Work order:
When you retype the data, keep every word exactly and include none of the pictures.

Record excerpts START

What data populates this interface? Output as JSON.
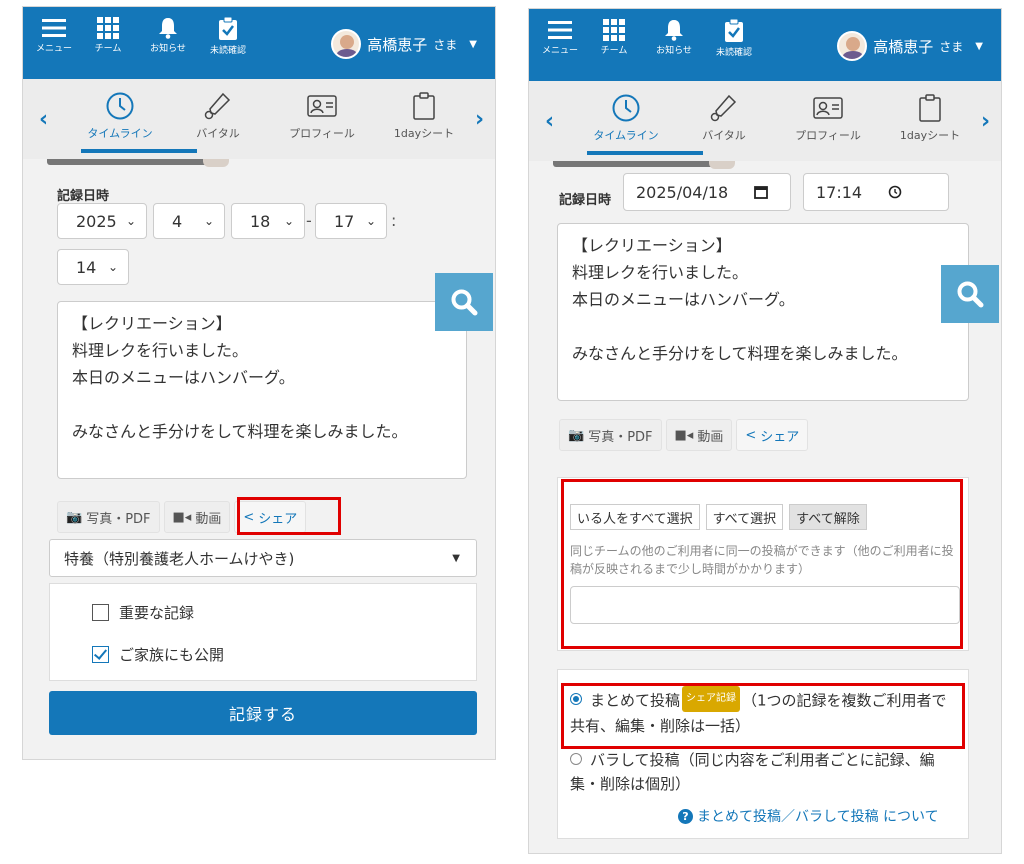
{
  "topbar": {
    "menu_label": "メニュー",
    "team_label": "チーム",
    "notice_label": "お知らせ",
    "unread_label": "未読確認",
    "user_name": "高橋恵子",
    "user_suffix": "さま"
  },
  "tabs": [
    {
      "label": "タイムライン",
      "icon": "clock-icon"
    },
    {
      "label": "バイタル",
      "icon": "thermometer-icon"
    },
    {
      "label": "プロフィール",
      "icon": "profile-card-icon"
    },
    {
      "label": "1dayシート",
      "icon": "clipboard-icon"
    }
  ],
  "left": {
    "record_datetime_label": "記録日時",
    "year": "2025",
    "month": "4",
    "day": "18",
    "hour": "17",
    "minute": "14",
    "dash": "-",
    "colon": ":",
    "note_text": "【レクリエーション】\n料理レクを行いました。\n本日のメニューはハンバーグ。\n\nみなさんと手分けをして料理を楽しみました。",
    "photo_btn": "写真・PDF",
    "video_btn": "動画",
    "share_btn": "シェア",
    "facility": "特養（特別養護老人ホームけやき)",
    "important_label": "重要な記録",
    "family_label": "ご家族にも公開",
    "submit_label": "記録する"
  },
  "right": {
    "record_datetime_label": "記録日時",
    "date_value": "2025/04/18",
    "time_value": "17:14",
    "note_text": "【レクリエーション】\n料理レクを行いました。\n本日のメニューはハンバーグ。\n\nみなさんと手分けをして料理を楽しみました。",
    "photo_btn": "写真・PDF",
    "video_btn": "動画",
    "share_btn": "シェア",
    "select_present_btn": "いる人をすべて選択",
    "select_all_btn": "すべて選択",
    "deselect_all_btn": "すべて解除",
    "help_text": "同じチームの他のご利用者に同一の投稿ができます（他のご利用者に投稿が反映されるまで少し時間がかかります）",
    "bulk_post_label": "まとめて投稿",
    "share_badge": "シェア記録",
    "bulk_post_desc": "（1つの記録を複数ご利用者で共有、編集・削除は一括）",
    "separate_post_label": "バラして投稿",
    "separate_post_desc": "（同じ内容をご利用者ごとに記録、編集・削除は個別）",
    "help_link": "まとめて投稿／バラして投稿 について"
  },
  "colors": {
    "primary": "#1477b9",
    "highlight": "#e00000",
    "search_button": "#56a6cf",
    "badge": "#d9a800"
  }
}
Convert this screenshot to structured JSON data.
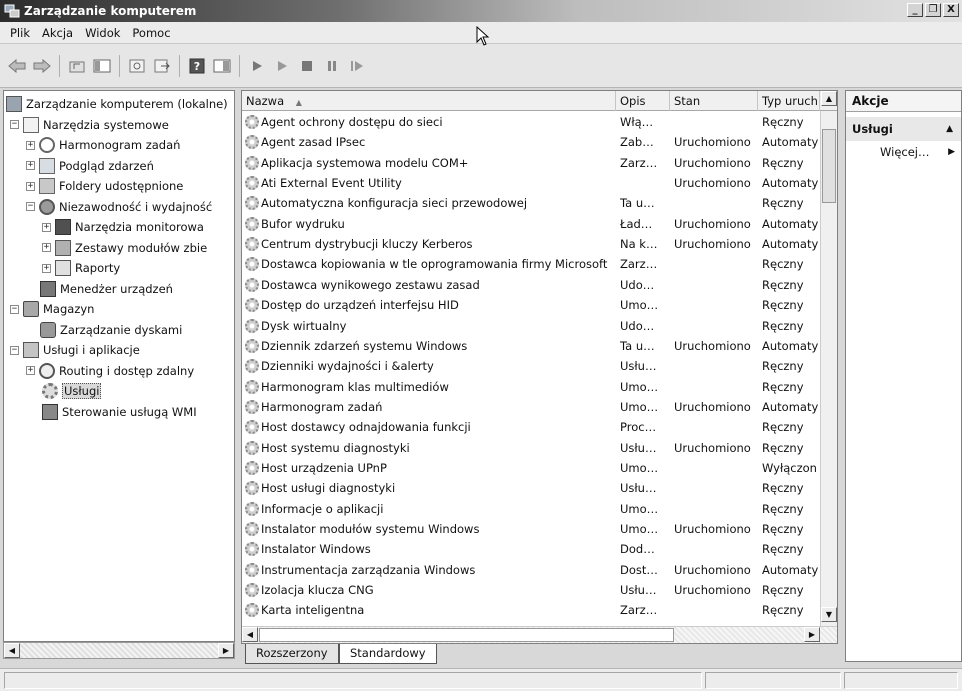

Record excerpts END

Response to this exercise:
What data populates this interface? Output as JSON.
{
  "topbar": {
    "menu_label": "メニュー",
    "team_label": "チーム",
    "notice_label": "お知らせ",
    "unread_label": "未読確認",
    "user_name": "高橋恵子",
    "user_suffix": "さま"
  },
  "tabs": [
    {
      "label": "タイムライン",
      "icon": "clock-icon"
    },
    {
      "label": "バイタル",
      "icon": "thermometer-icon"
    },
    {
      "label": "プロフィール",
      "icon": "profile-card-icon"
    },
    {
      "label": "1dayシート",
      "icon": "clipboard-icon"
    }
  ],
  "left": {
    "record_datetime_label": "記録日時",
    "year": "2025",
    "month": "4",
    "day": "18",
    "hour": "17",
    "minute": "14",
    "dash": "-",
    "colon": ":",
    "note_text": "【レクリエーション】\n料理レクを行いました。\n本日のメニューはハンバーグ。\n\nみなさんと手分けをして料理を楽しみました。",
    "photo_btn": "写真・PDF",
    "video_btn": "動画",
    "share_btn": "シェア",
    "facility": "特養（特別養護老人ホームけやき)",
    "important_label": "重要な記録",
    "family_label": "ご家族にも公開",
    "submit_label": "記録する"
  },
  "right": {
    "record_datetime_label": "記録日時",
    "date_value": "2025/04/18",
    "time_value": "17:14",
    "note_text": "【レクリエーション】\n料理レクを行いました。\n本日のメニューはハンバーグ。\n\nみなさんと手分けをして料理を楽しみました。",
    "photo_btn": "写真・PDF",
    "video_btn": "動画",
    "share_btn": "シェア",
    "select_present_btn": "いる人をすべて選択",
    "select_all_btn": "すべて選択",
    "deselect_all_btn": "すべて解除",
    "help_text": "同じチームの他のご利用者に同一の投稿ができます（他のご利用者に投稿が反映されるまで少し時間がかかります）",
    "bulk_post_label": "まとめて投稿",
    "share_badge": "シェア記録",
    "bulk_post_desc": "（1つの記録を複数ご利用者で共有、編集・削除は一括）",
    "separate_post_label": "バラして投稿",
    "separate_post_desc": "（同じ内容をご利用者ごとに記録、編集・削除は個別）",
    "help_link": "まとめて投稿／バラして投稿 について"
  },
  "colors": {
    "primary": "#1477b9",
    "highlight": "#e00000",
    "search_button": "#56a6cf",
    "badge": "#d9a800"
  }
}
Convert this screenshot to structured JSON data.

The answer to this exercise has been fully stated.